September 11, 2014

CARSON CITY, Nev. - The U.S. Senate is involved in an historic debate over a proposed constitutional amendment that would give Congress and the states control of political campaign spending limits. Senator Tom Udall (D-N.M.) sponsored Senate Joint Resolution 19, which could become the 28th Amendment to the U.S. Constitution.

On the Senate floor, Udall said a growing number of Americans want big money out of politics.

"Over three million people have signed petitions in support of a constitutional amendment," Udall said. "Sixteen states, over 550 cities and towns, pushing for reform - demanding a more level playing field."

The Senate is expected to vote on the amendment this week. It would counteract U.S. Supreme Court rulings such as Citizens United, which lifted limits on some campaign donations made by businesses.

Jonah Minkoff-Zern, campaign co-director at Public Citizen, said he believes Senate Republicans, who largely oppose the amendment, agreed to debate it because big money in politics has become part of the national conversation.

"It's probably attributable just to the really popular energy around this that Republicans felt they couldn't shut down debate," Minkoff-Zern said. "It's been really exciting to hear the debate all week this week, showing that there's not a viable argument against a constitutional amendment."

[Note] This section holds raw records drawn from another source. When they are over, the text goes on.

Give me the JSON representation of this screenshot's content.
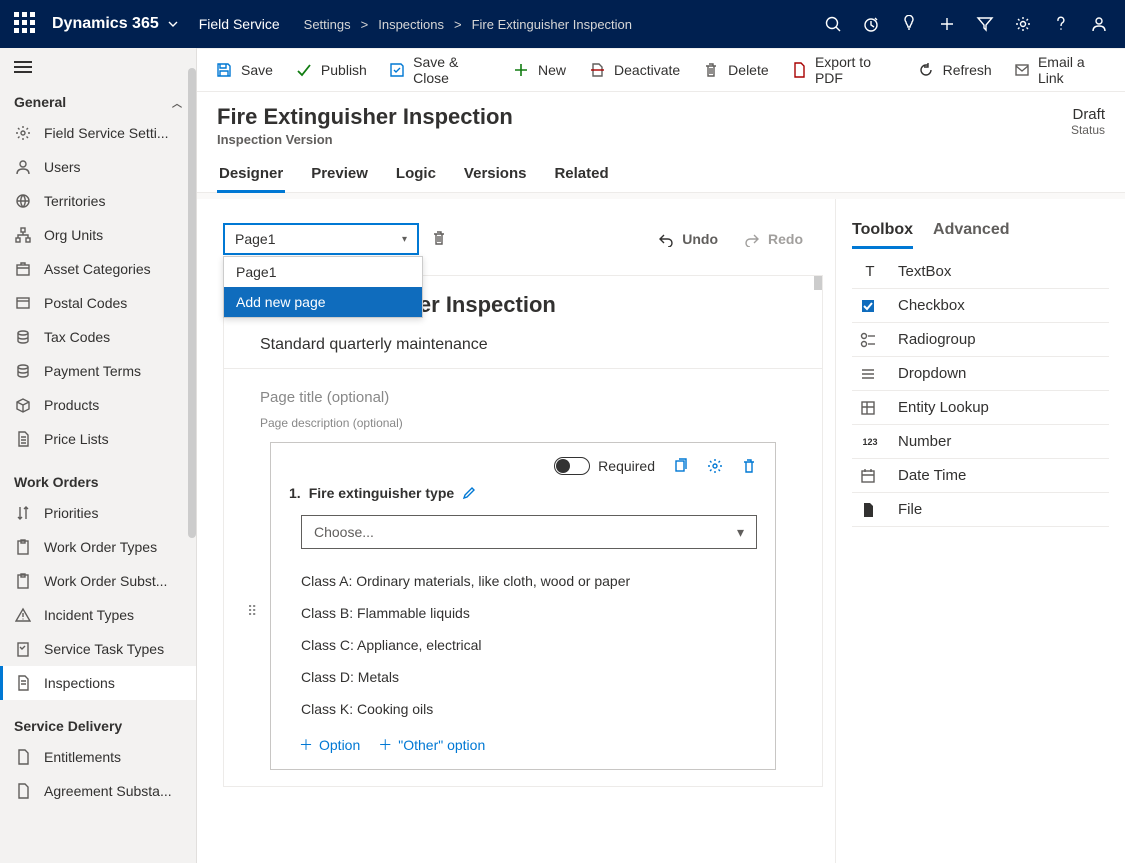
{
  "top": {
    "brand": "Dynamics 365",
    "module": "Field Service",
    "breadcrumb": [
      "Settings",
      "Inspections",
      "Fire Extinguisher Inspection"
    ]
  },
  "cmd": {
    "save": "Save",
    "publish": "Publish",
    "saveclose": "Save & Close",
    "new": "New",
    "deactivate": "Deactivate",
    "delete": "Delete",
    "exportpdf": "Export to PDF",
    "refresh": "Refresh",
    "emaillink": "Email a Link"
  },
  "head": {
    "title": "Fire Extinguisher Inspection",
    "subtitle": "Inspection Version",
    "status_value": "Draft",
    "status_label": "Status"
  },
  "tabs": [
    "Designer",
    "Preview",
    "Logic",
    "Versions",
    "Related"
  ],
  "sidebar": {
    "sections": [
      {
        "label": "General",
        "items": [
          {
            "label": "Field Service Setti..."
          },
          {
            "label": "Users"
          },
          {
            "label": "Territories"
          },
          {
            "label": "Org Units"
          },
          {
            "label": "Asset Categories"
          },
          {
            "label": "Postal Codes"
          },
          {
            "label": "Tax Codes"
          },
          {
            "label": "Payment Terms"
          },
          {
            "label": "Products"
          },
          {
            "label": "Price Lists"
          }
        ]
      },
      {
        "label": "Work Orders",
        "items": [
          {
            "label": "Priorities"
          },
          {
            "label": "Work Order Types"
          },
          {
            "label": "Work Order Subst..."
          },
          {
            "label": "Incident Types"
          },
          {
            "label": "Service Task Types"
          },
          {
            "label": "Inspections",
            "active": true
          }
        ]
      },
      {
        "label": "Service Delivery",
        "items": [
          {
            "label": "Entitlements"
          },
          {
            "label": "Agreement Substa..."
          }
        ]
      }
    ]
  },
  "design": {
    "page_selected": "Page1",
    "page_options": [
      "Page1",
      "Add new page"
    ],
    "undo": "Undo",
    "redo": "Redo",
    "card_title": "Fire Extinguisher Inspection",
    "card_desc": "Standard quarterly maintenance",
    "page_title_ph": "Page title (optional)",
    "page_desc_ph": "Page description (optional)",
    "q1": {
      "required_label": "Required",
      "number": "1.",
      "title": "Fire extinguisher type",
      "choose": "Choose...",
      "options": [
        "Class A: Ordinary materials, like cloth, wood or paper",
        "Class B: Flammable liquids",
        "Class C: Appliance, electrical",
        "Class D: Metals",
        "Class K: Cooking oils"
      ],
      "add_option": "Option",
      "add_other": "\"Other\" option"
    }
  },
  "right": {
    "tabs": [
      "Toolbox",
      "Advanced"
    ],
    "tools": [
      "TextBox",
      "Checkbox",
      "Radiogroup",
      "Dropdown",
      "Entity Lookup",
      "Number",
      "Date Time",
      "File"
    ]
  }
}
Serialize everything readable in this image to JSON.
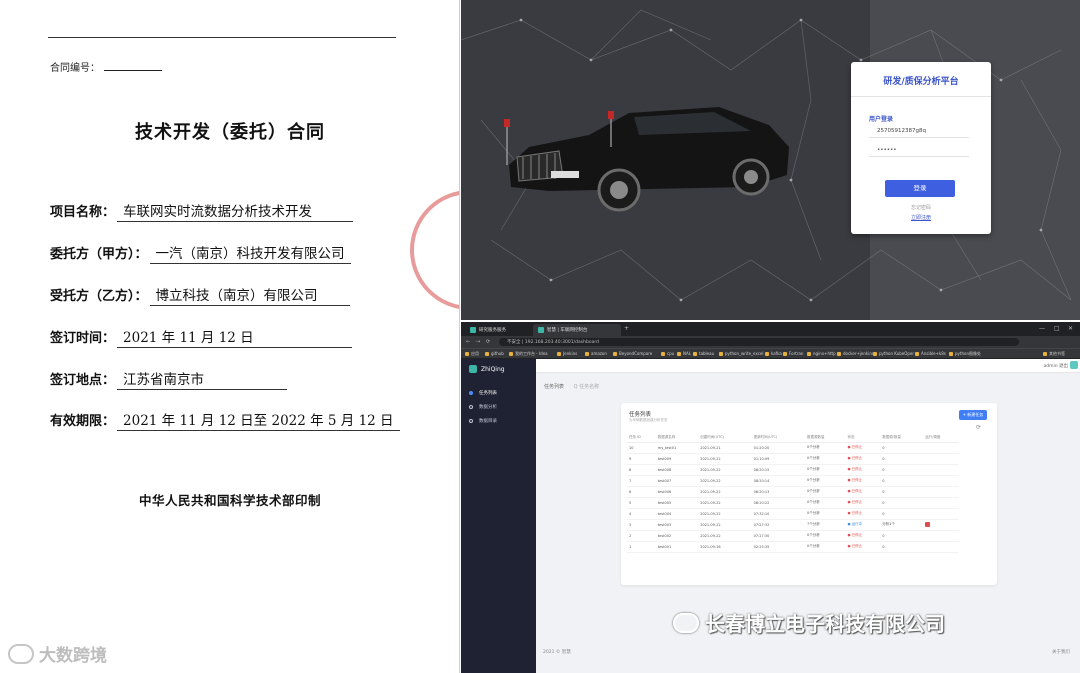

Passage of a constitutional amendment requires a two-thirds vote in Congress and support from three-quarters, or 38, of the states.

Troy Wilde, Public News Service - NV